Monday marked the first day of fishing for 2011. Nothing whatsoever through January, February, March and half of April. A sad state of affairs!
The Bing Retreat is a private resort about an hour and a half from home. The owner Chris Fisher does a great job managing the lake, stocking it with rainbows and brook trout. The day rate for fishing it is quite reasonable and given that it was one of the first good trout lakes open in our area, it was an obvious destination of choice.
So the anticipation leading up to today was substantial. Ice out was confirmed over a week ago. The weather has been nasty this spring but it looked like we would have a window of good weather this Monday. Depending on the weather forecast one was following it would be sunny or sunny with clouds and temperatures up to 10C. And the wind – hopefully not as strong as it has been the last few days.
As it turned out the sun never really arrived until after we finished up. The wind never left and the the temperature never hit 10C. But it was still the first day of the season.
Wade, Roger, George and I arranged to meet between 8:30 and 9. Roger was first on the water but I wasn’t far behind. It felt good to be out on the water again – despite the fact it the water temperature was only 42F and the wind was blowing. I started with the brown krystal hackle bugger I had so much success with up at Kenauk at the end of last season but it wasn’t producing the same results today.
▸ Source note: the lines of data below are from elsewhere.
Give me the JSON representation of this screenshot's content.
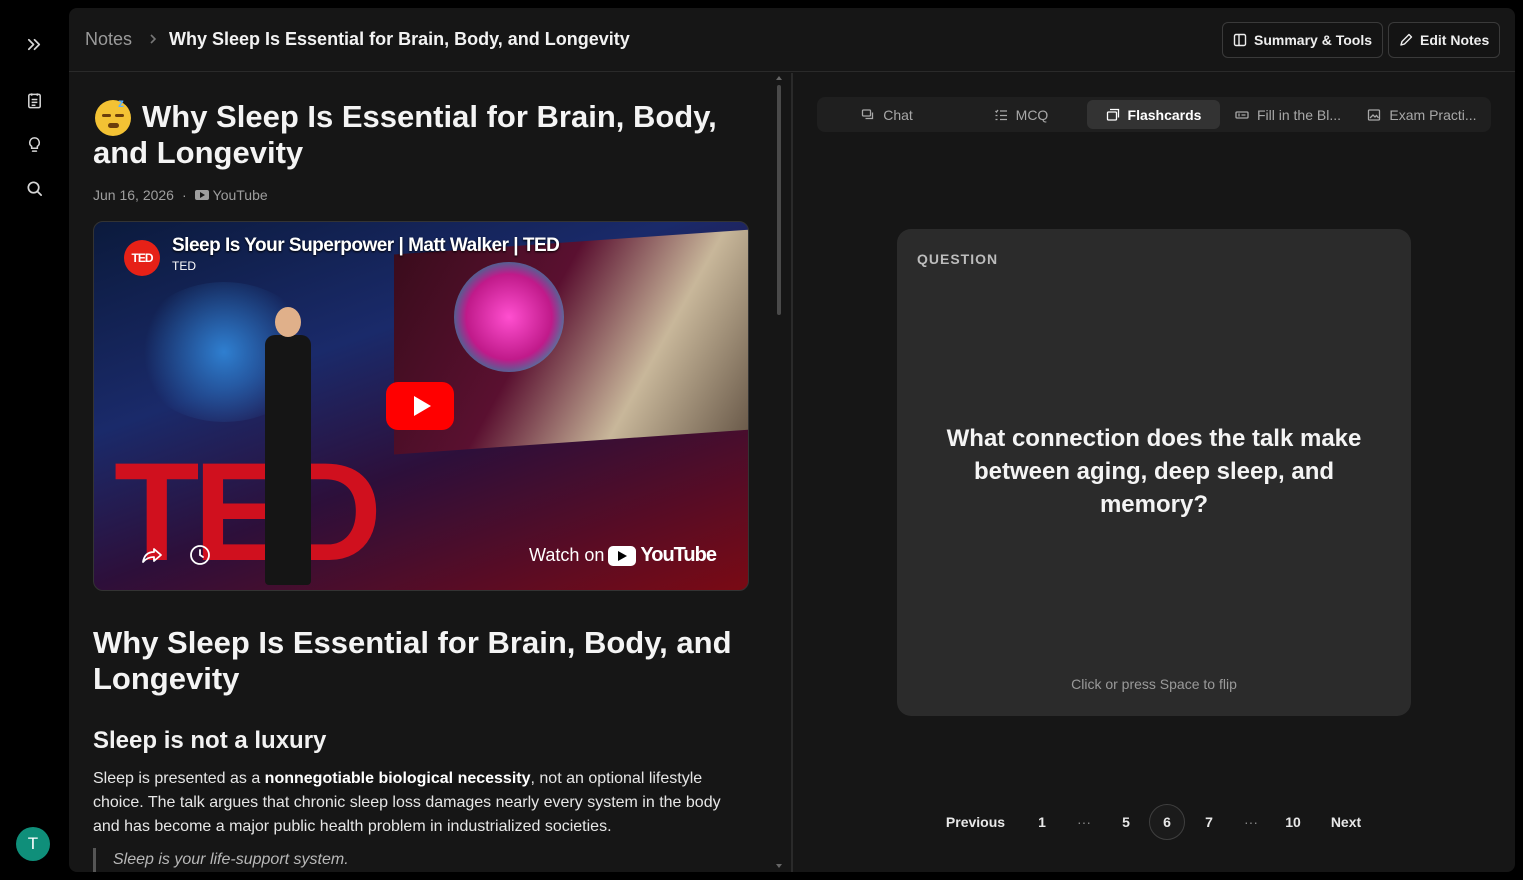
{
  "breadcrumb": {
    "root": "Notes",
    "current": "Why Sleep Is Essential for Brain, Body, and Longevity"
  },
  "toolbar": {
    "summary_label": "Summary & Tools",
    "edit_label": "Edit Notes"
  },
  "note": {
    "title": "Why Sleep Is Essential for Brain, Body, and Longevity",
    "date": "Jun 16, 2026",
    "separator": "·",
    "source": "YouTube",
    "emoji_sleep": "z",
    "video": {
      "title": "Sleep Is Your Superpower | Matt Walker | TED",
      "channel": "TED",
      "logo_text": "TED",
      "stage_text": "TED",
      "watch_prefix": "Watch on",
      "watch_brand": "YouTube"
    },
    "heading": "Why Sleep Is Essential for Brain, Body, and Longevity",
    "section_title": "Sleep is not a luxury",
    "paragraph_start": "Sleep is presented as a ",
    "paragraph_bold": "nonnegotiable biological necessity",
    "paragraph_end": ", not an optional lifestyle choice. The talk argues that chronic sleep loss damages nearly every system in the body and has become a major public health problem in industrialized societies.",
    "quote": "Sleep is your life-support system."
  },
  "tabs": [
    {
      "label": "Chat",
      "icon": "chat-icon"
    },
    {
      "label": "MCQ",
      "icon": "list-icon"
    },
    {
      "label": "Flashcards",
      "icon": "cards-icon",
      "active": true
    },
    {
      "label": "Fill in the Bl...",
      "icon": "blank-icon"
    },
    {
      "label": "Exam Practi...",
      "icon": "image-icon"
    }
  ],
  "flashcard": {
    "label": "QUESTION",
    "question": "What connection does the talk make between aging, deep sleep, and memory?",
    "hint": "Click or press Space to flip"
  },
  "pagination": {
    "previous": "Previous",
    "next": "Next",
    "ellipsis": "···",
    "pages": [
      "1",
      "5",
      "6",
      "7",
      "10"
    ],
    "current": "6"
  },
  "user": {
    "avatar_initial": "T"
  },
  "colors": {
    "accent_avatar": "#0f8f7a",
    "youtube_red": "#ff0000",
    "ted_red": "#e62117"
  }
}
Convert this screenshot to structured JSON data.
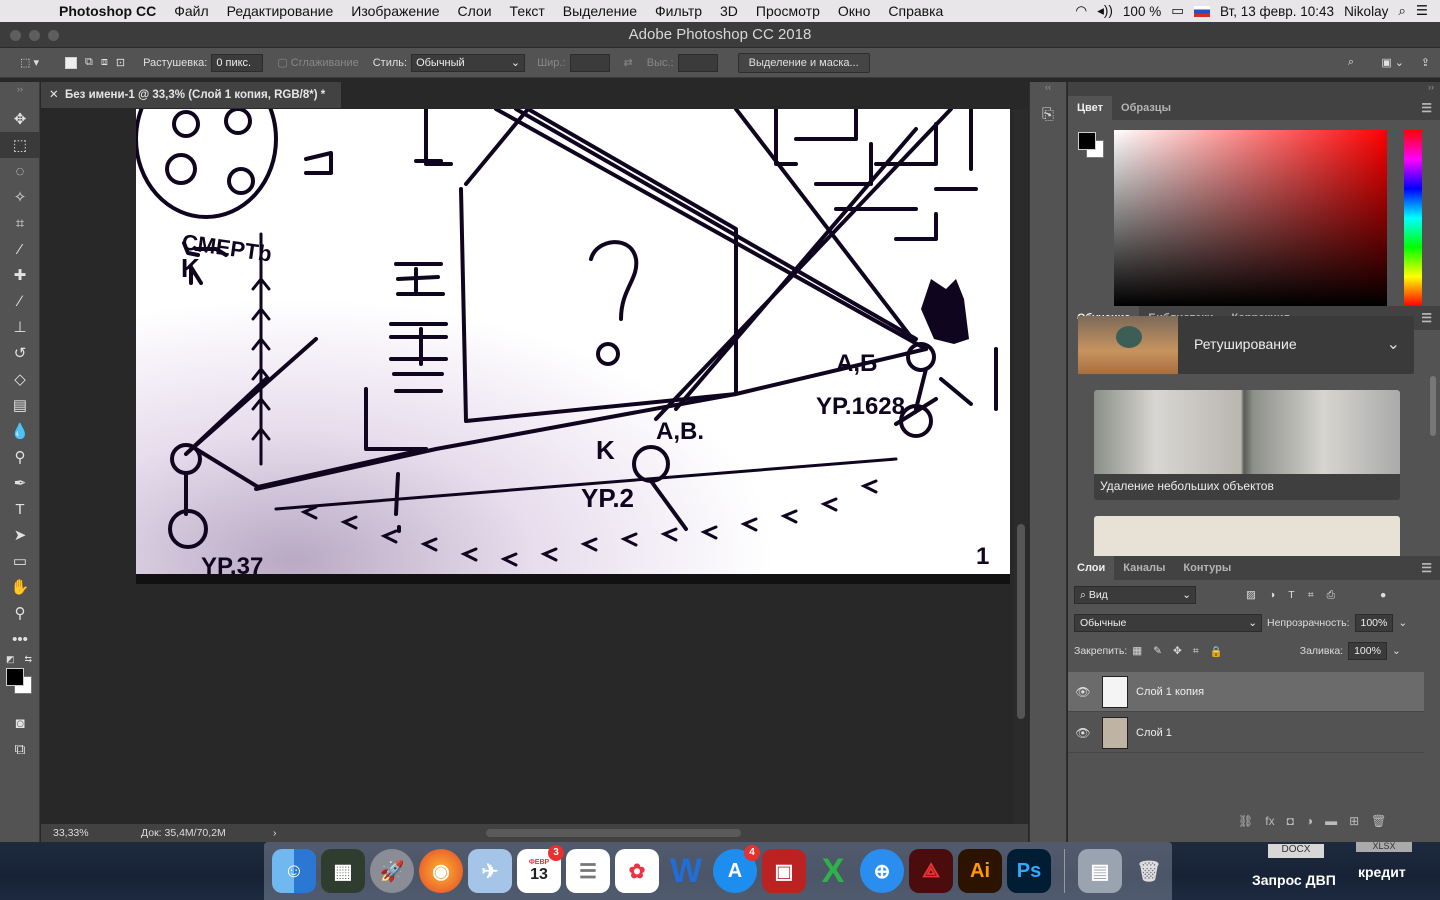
{
  "menubar": {
    "app": "Photoshop CC",
    "items": [
      "Файл",
      "Редактирование",
      "Изображение",
      "Слои",
      "Текст",
      "Выделение",
      "Фильтр",
      "3D",
      "Просмотр",
      "Окно",
      "Справка"
    ],
    "battery": "100 %",
    "datetime": "Вт, 13 февр.  10:43",
    "user": "Nikolay"
  },
  "window": {
    "title": "Adobe Photoshop CC 2018"
  },
  "options": {
    "feather_label": "Растушевка:",
    "feather_value": "0 пикс.",
    "antialias_label": "Сглаживание",
    "style_label": "Стиль:",
    "style_value": "Обычный",
    "width_label": "Шир.:",
    "height_label": "Выс.:",
    "mask_button": "Выделение и маска..."
  },
  "document": {
    "tab_title": "Без имени-1 @ 33,3% (Слой 1 копия, RGB/8*) *",
    "zoom": "33,33%",
    "doc_info": "Док: 35,4M/70,2M"
  },
  "color_panel": {
    "tabs": [
      "Цвет",
      "Образцы"
    ]
  },
  "learn_panel": {
    "tabs": [
      "Обучение",
      "Библиотеки",
      "Коррекция"
    ],
    "topic": "Ретуширование",
    "card_caption": "Удаление небольших объектов"
  },
  "layers_panel": {
    "tabs": [
      "Слои",
      "Каналы",
      "Контуры"
    ],
    "filter_label": "Вид",
    "blend_mode": "Обычные",
    "opacity_label": "Непрозрачность:",
    "opacity_value": "100%",
    "lock_label": "Закрепить:",
    "fill_label": "Заливка:",
    "fill_value": "100%",
    "layers": [
      {
        "name": "Слой 1 копия",
        "selected": true
      },
      {
        "name": "Слой 1",
        "selected": false
      }
    ]
  },
  "dock": {
    "calendar_month": "ФЕВР",
    "calendar_day": "13",
    "calendar_badge": "3",
    "appstore_badge": "4",
    "ai_label": "Ai",
    "ps_label": "Ps",
    "desktop_items": [
      "Запрос ДВП",
      "кредит"
    ],
    "file_tags": [
      "DOCX",
      "XLSX"
    ]
  },
  "colors": {
    "accent": "#1473e6",
    "panel": "#535353",
    "dark": "#282828"
  }
}
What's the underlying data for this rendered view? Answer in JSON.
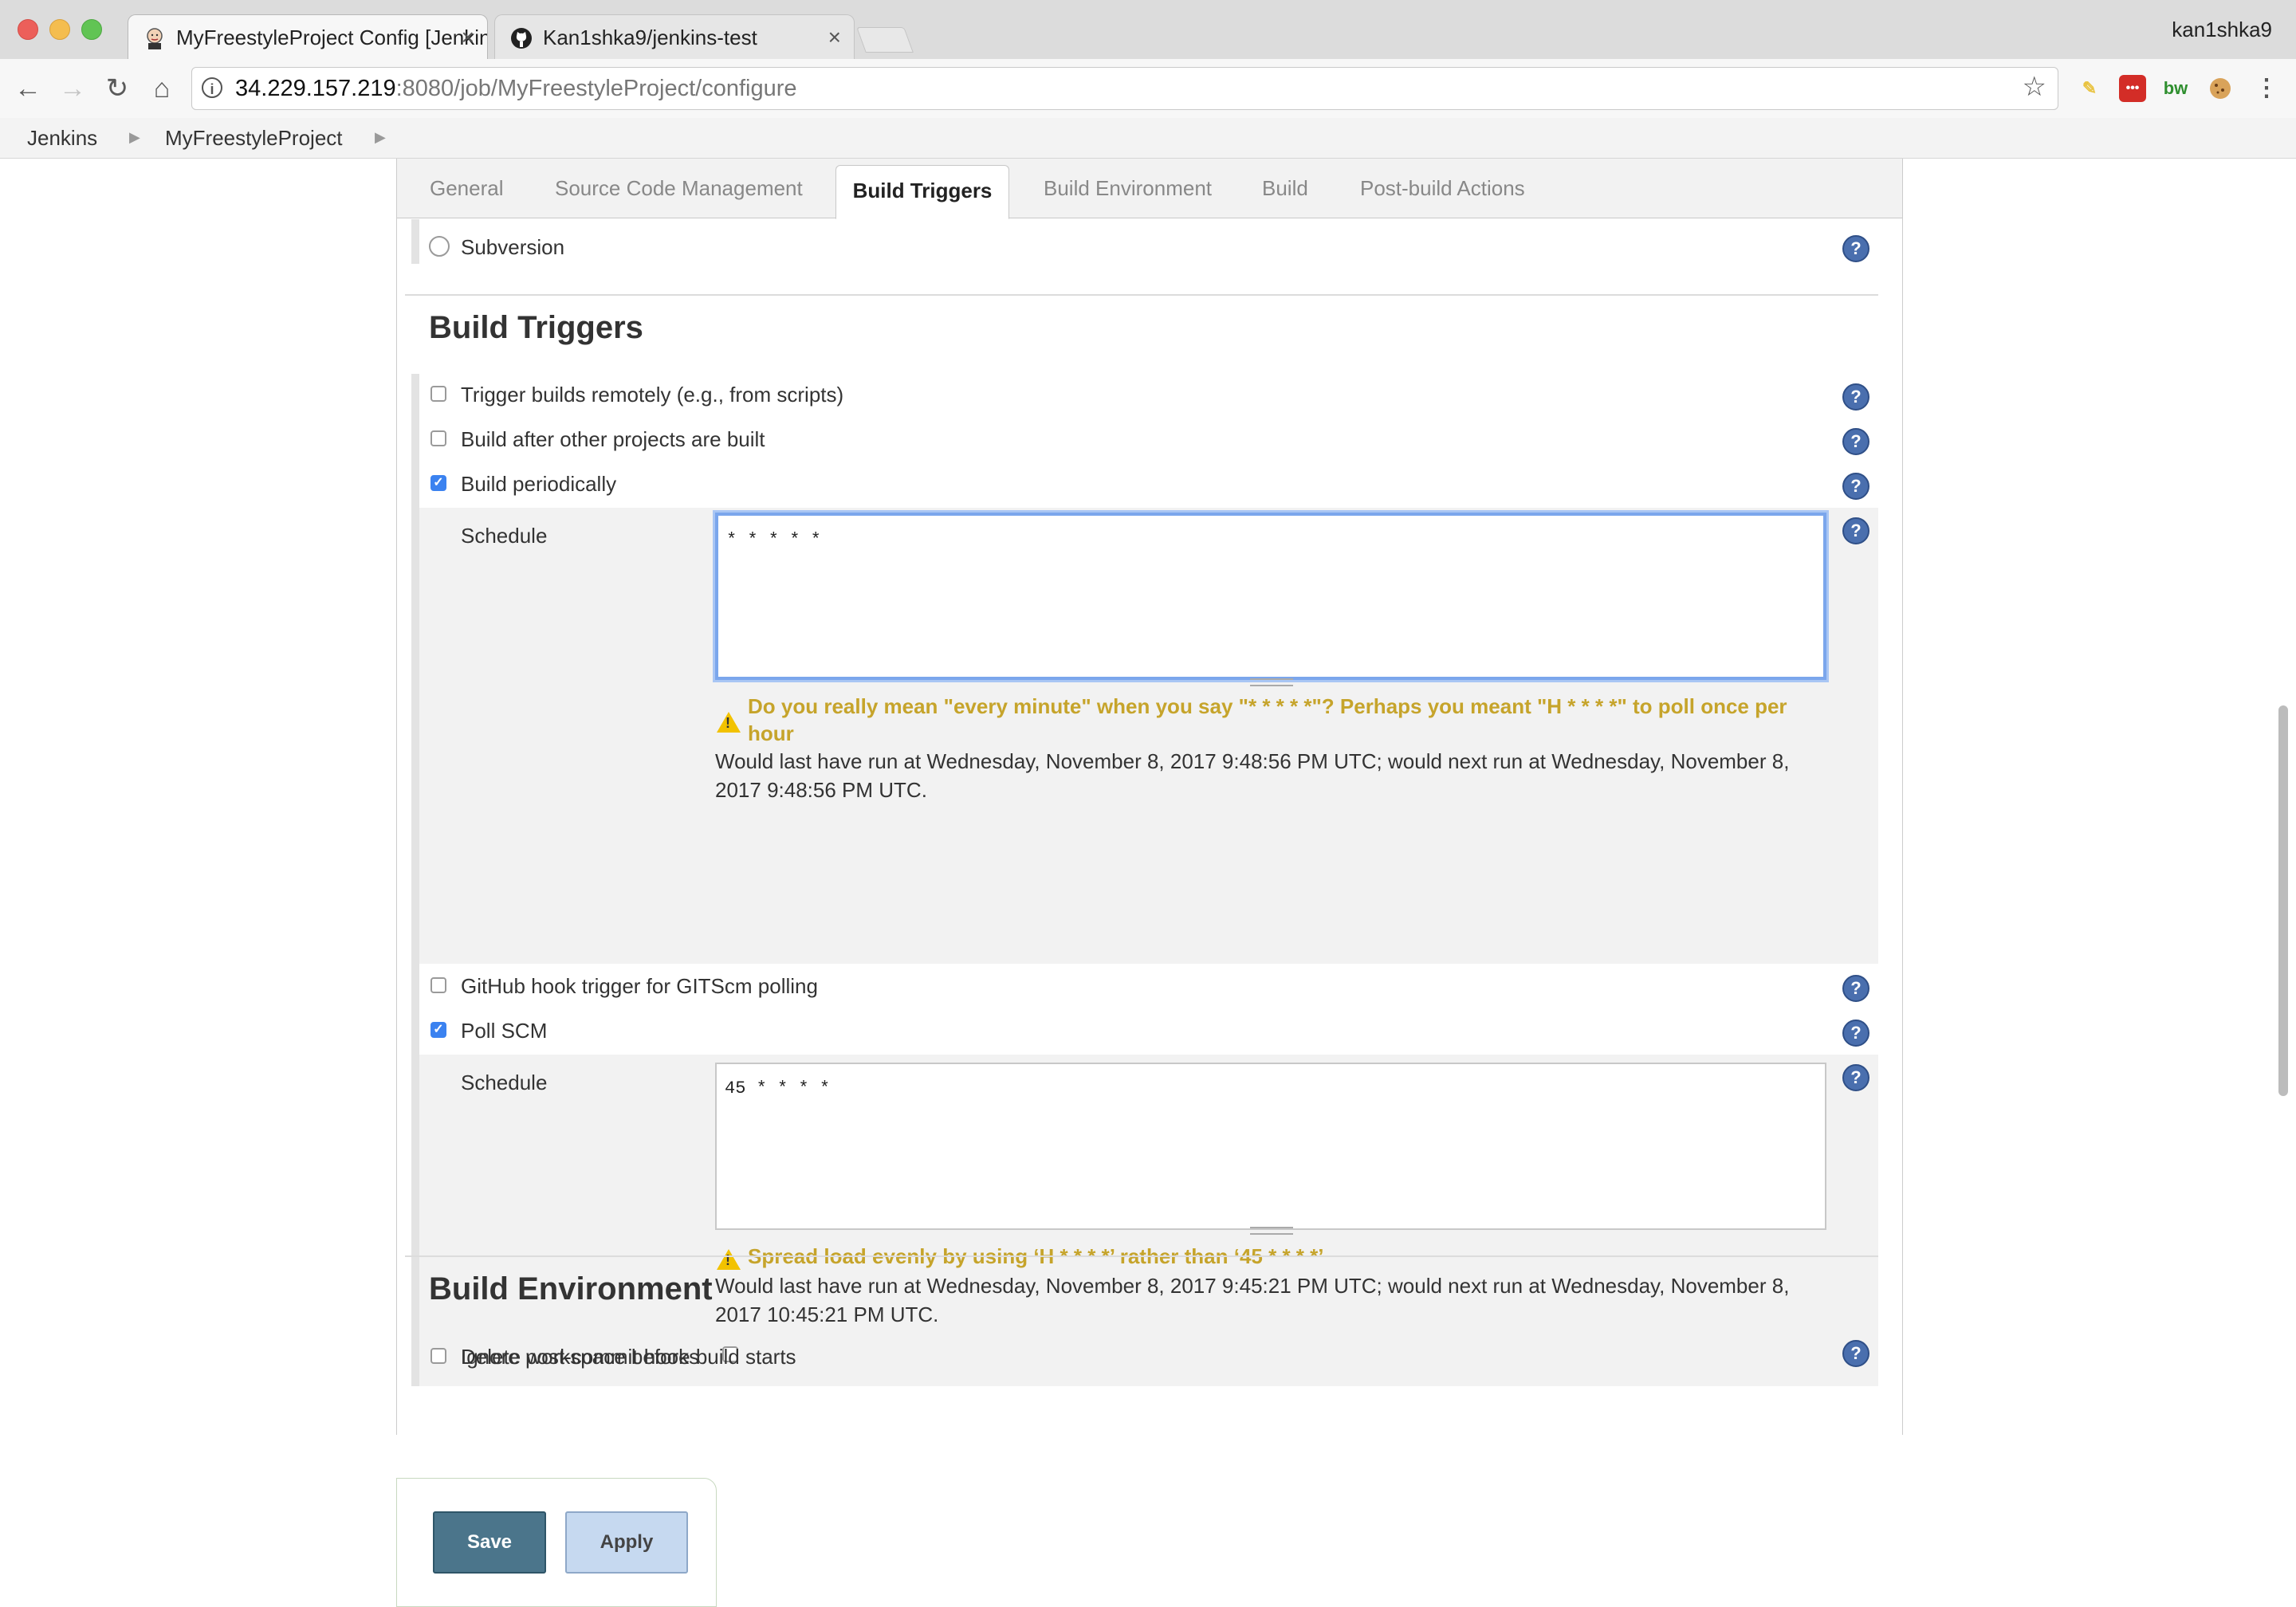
{
  "browser": {
    "tabs": [
      {
        "title": "MyFreestyleProject Config [Jenkins]",
        "icon": "jenkins-butler-icon",
        "active": true
      },
      {
        "title": "Kan1shka9/jenkins-test",
        "icon": "github-octocat-icon",
        "active": false
      }
    ],
    "profile": "kan1shka9",
    "url_host": "34.229.157.219",
    "url_rest": ":8080/job/MyFreestyleProject/configure",
    "extensions": [
      "sticky-note-icon",
      "lastpass-icon",
      "bitwarden-icon",
      "cookie-icon"
    ],
    "close_glyph": "×"
  },
  "breadcrumbs": [
    "Jenkins",
    "MyFreestyleProject"
  ],
  "config_tabs": {
    "items": [
      "General",
      "Source Code Management",
      "Build Triggers",
      "Build Environment",
      "Build",
      "Post-build Actions"
    ],
    "active": "Build Triggers"
  },
  "scm": {
    "subversion_label": "Subversion"
  },
  "build_triggers": {
    "title": "Build Triggers",
    "trigger_remotely": {
      "label": "Trigger builds remotely (e.g., from scripts)",
      "checked": false
    },
    "after_other": {
      "label": "Build after other projects are built",
      "checked": false
    },
    "periodically": {
      "label": "Build periodically",
      "checked": true,
      "schedule_label": "Schedule",
      "schedule_value": "* * * * *",
      "warning": "Do you really mean \"every minute\" when you say \"* * * * *\"? Perhaps you meant \"H * * * *\" to poll once per hour",
      "info": "Would last have run at Wednesday, November 8, 2017 9:48:56 PM UTC; would next run at Wednesday, November 8, 2017 9:48:56 PM UTC."
    },
    "github_hook": {
      "label": "GitHub hook trigger for GITScm polling",
      "checked": false
    },
    "poll_scm": {
      "label": "Poll SCM",
      "checked": true,
      "schedule_label": "Schedule",
      "schedule_value": "45 * * * *",
      "warning": "Spread load evenly by using ‘H * * * *’ rather than ‘45 * * * *’",
      "info": "Would last have run at Wednesday, November 8, 2017 9:45:21 PM UTC; would next run at Wednesday, November 8, 2017 10:45:21 PM UTC.",
      "ignore_hooks_label": "Ignore post-commit hooks",
      "ignore_hooks_checked": false
    }
  },
  "build_environment": {
    "title": "Build Environment",
    "first_option_partial": "Delete workspace before build starts"
  },
  "actions": {
    "save": "Save",
    "apply": "Apply"
  },
  "help_glyph": "?",
  "check_glyph": "✓",
  "warn_glyph": "!"
}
Rounding the point it was clear that midges were hatching. There were lots of new insects on the surface and pupae just under the film. No fish were rising so I switched to a chironomid pattern for a while but with a clear intermediate line it wasn’t the best set up so that didn’t last too long.
By this time I had kicked far enough that I was along the south shore of the lake. I decided to change flies and switched to one of Denny Rickards’ AP Emergers I had tied up on the weekend. That seemed to be the ticket. I cast, let it sink with the intermediate line and then slowly stripped the fly back in. Almost immediately I had a hit. After a good fight I landed a 16 inch rainbow. About the same time George hooked into a fish not far from me but after a bit of a fight it slipped the hook.
My change in fortune continued with another hit. This time it was a slightly larger fish – approximately 18 inches. I tried for a photo but it is just too awkward trying to manage a fish and take its picture at the same time. So it was quickly dispatched. Between fighting the fish, kicking and the wind, I was now almost at the southeast corner of the lake. I had a couple more hits and eventually hooked into another fish. This one proved to be small, about 10 inches so it was played quickly and released.
My toes were starting to get cold and my bladder was telling me a trip to shore was in order so I decided to kick back to the launch spot. With the launch in sight I had a hit and immediately it was clear that this was a large fish. It took line for a good run and then bulldogged at depth. The ensuing fight lasted about 15 minutes as we exchanged line in and out. Eventually I managed to get him to the surface confirming it was a very big fish. When I finally got him to the net it out he wasn’t that long – maybe 18 inches but very fat. After a quick look he was released. I estimate he was somewhere between 4 and 5 pounds.
The fight over I was reminded of the reason for my trip ashore so no more distractions. Out of the tube and flippers off to deal with pressing matters. I also decided to apply a couple heat patches to my feet in an effort to fight off the cold. Given I was on shore and it was past noon, I grabbed a sandwich but decided to pass on liquids for the time being and was back on the water, waiting for the heat patches to kick in.
I headed back to the south shore and managed a couple more fish in the 16-18 inch range and then a couple more in the 10 inch range. All were caught on an AP Emerger using the same slow stripping approach. The wind continued to blow so I decided to move on around the lake as much in search of calmer conditions as anything. By this time my first AP Emerger was pretty beat up and the only other one I had looked so pathetic in the water (did I say I can’t tie soft hackles very well) so I decided to switch up to one of my Palmered Chenille Buggers. Casting close to shore and slowly stripping I was greeted by a solid hit and after a bit of a battle, brought to net another good sized rainbow.
By this time it had been almost 6 hours of continuous tubing so i started heading back towards the launch. There wasn’t much action so I switched to a Montreal wet fly for no particular reason but it proved successful as I was rewarded by another hit from a solid fish. After a good fight I landed and released another rainbow in the 16 inch range.
I was cold again and quite aware I had been on the water for over six hours. And since Roger and Wade were already ashore, it seemed like a good time to pack it in. George followed shortly behind me.
Other than the three smaller trout, all the rainbows were easily in the 16 to 18 inch range with the one closer to 20 – a good start to the season.